Annual Change In Capitals’ Median Prices Restrained
The change in median dwelling price across most capital cities was moderate year-over-year, according to realestate.com.au’s April Property Outlook report.
Sydney posted the sharpest annual drop at 8%, down to $830,000. Melbourne’s median price, meanwhile, declined 4.1% to $660,000.
Hobart tracked the opposite direction, recording a steady increase of 5% growth to $425,000. Canberra and Adelaide prices also rose— up 0.9% and 0.8%, respectively.
The property downturn is nowhere near the worst the Australian market has experienced. However, housing conditions in Sydney, Perth, and Darwin are struggling, according to Nerida Conisbee, realestate.com.au’s chief economist.
“These cities are the most challenged in the country right now – Perth and Darwin are five years into a downturn, while in Sydney it has been shorter and faster, with prices down almost 10% in only 18 months. In other cities, the results are far more mixed. Melbourne frequently gets lumped in with Sydney when discussing the falling market, but the reality is Melbourne is holding up a lot better. Elsewhere, conditions are relatively flat,” Conisbee said.
The economist said that there is now a better picture of the market outlook given the findings from the banking royal commission, which, according to Conisbee, was the source of uncertainty early in the year.
“In the end, [the final report] said pretty much nothing about housing finance… The biggest impact of the Royal Commission was actually when it was announced, with banks immediately beginning to focus more on responsible lending,” Conisbee said. “Finance is set to continue to ease this year… This won’t bring back investors to the same point as during the boom, but it will make it easier for them. Ideally, it will put first home buyers and upgraders in a better position, particularly because, for this group, buying conditions are far better than two years ago.”

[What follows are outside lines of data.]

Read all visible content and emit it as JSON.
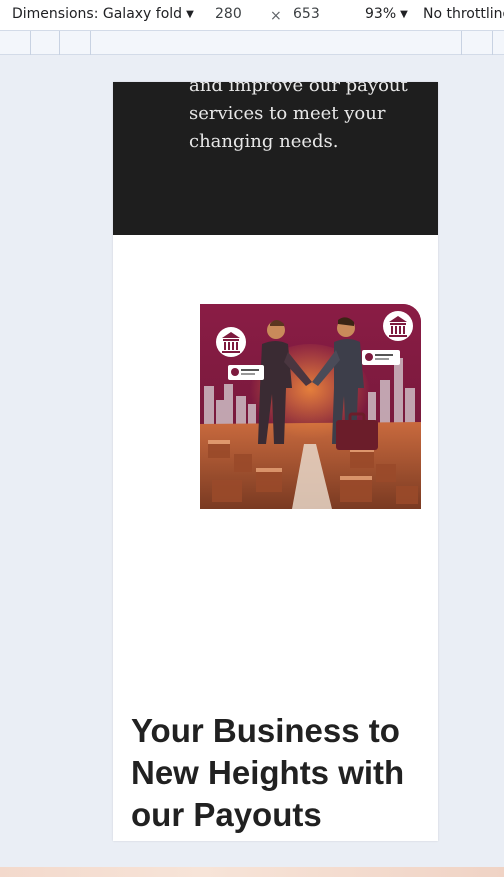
{
  "devtools": {
    "device_label": "Dimensions: Galaxy fold",
    "width": "280",
    "height": "653",
    "times": "×",
    "zoom": "93%",
    "throttle": "No throttling"
  },
  "page": {
    "intro_text": "and improve our payout services to meet your changing needs.",
    "headline": "Your Business to New Heights with our Payouts"
  },
  "colors": {
    "hero_bg": "#7d1a3e",
    "dark_section": "#1e1e1e"
  },
  "icons": [
    "chevron-down-icon",
    "bank-icon"
  ]
}
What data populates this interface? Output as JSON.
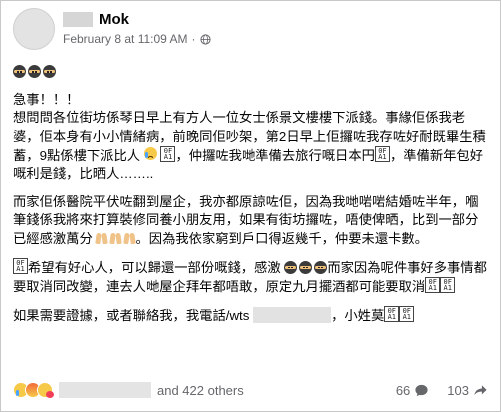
{
  "author": {
    "name": "Mok"
  },
  "post_meta": {
    "timestamp": "February 8 at 11:09 AM",
    "separator": "·"
  },
  "post": {
    "urgent": "急事！！！",
    "para1": "想問問各位街坊係琴日早上有方人一位女士係景文樓樓下派錢。事緣佢係我老婆，佢本身有小小情緒病，前晚同佢吵架，第2日早上佢攞咗我存咗好耐既畢生積蓄，9點係樓下派比人",
    "para1_b": "，仲攞咗我哋準備去旅行嘅日本円",
    "para1_c": "，準備新年包好嘅利是錢，比晒人……..",
    "para2": "而家佢係醫院平伏咗翻到屋企，我亦都原諒咗佢，因為我哋啱啱結婚咗半年，嗰筆錢係我將來打算裝修同養小朋友用，如果有街坊攞咗，唔使俾晒，比到一部分已經感激萬分",
    "para2_b": "。因為我依家窮到戶口得返幾千，仲要未還卡數。",
    "para3_a": "希望有好心人，可以歸還一部份嘅錢，感激",
    "para3_b": "而家因為呢件事好多事情都要取消同改變，連去人哋屋企拜年都唔敢，原定九月擺酒都可能要取消",
    "para4_a": "如果需要證據，或者聯絡我，我電話/wts",
    "para4_b": "，小姓莫"
  },
  "reactions": {
    "others_text": "and 422 others",
    "comments_count": "66",
    "shares_count": "103"
  },
  "icons": [
    "globe-icon",
    "ninja-emoji",
    "crying-emoji",
    "folded-hands-emoji",
    "unicode-box-emoji",
    "comment-icon",
    "share-icon",
    "sad-reaction-icon",
    "angry-reaction-icon",
    "care-reaction-icon"
  ]
}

The upcoming federal election, though, will potentially have a substantial impact on the market.
“If it wasn’t looking like we’re in for a change of government, it is likely we would be seeing prices stabilising right now. Elections create paralysis in property markets – new listing volumes decline, and buyers sit on their hands.” Conisbee said.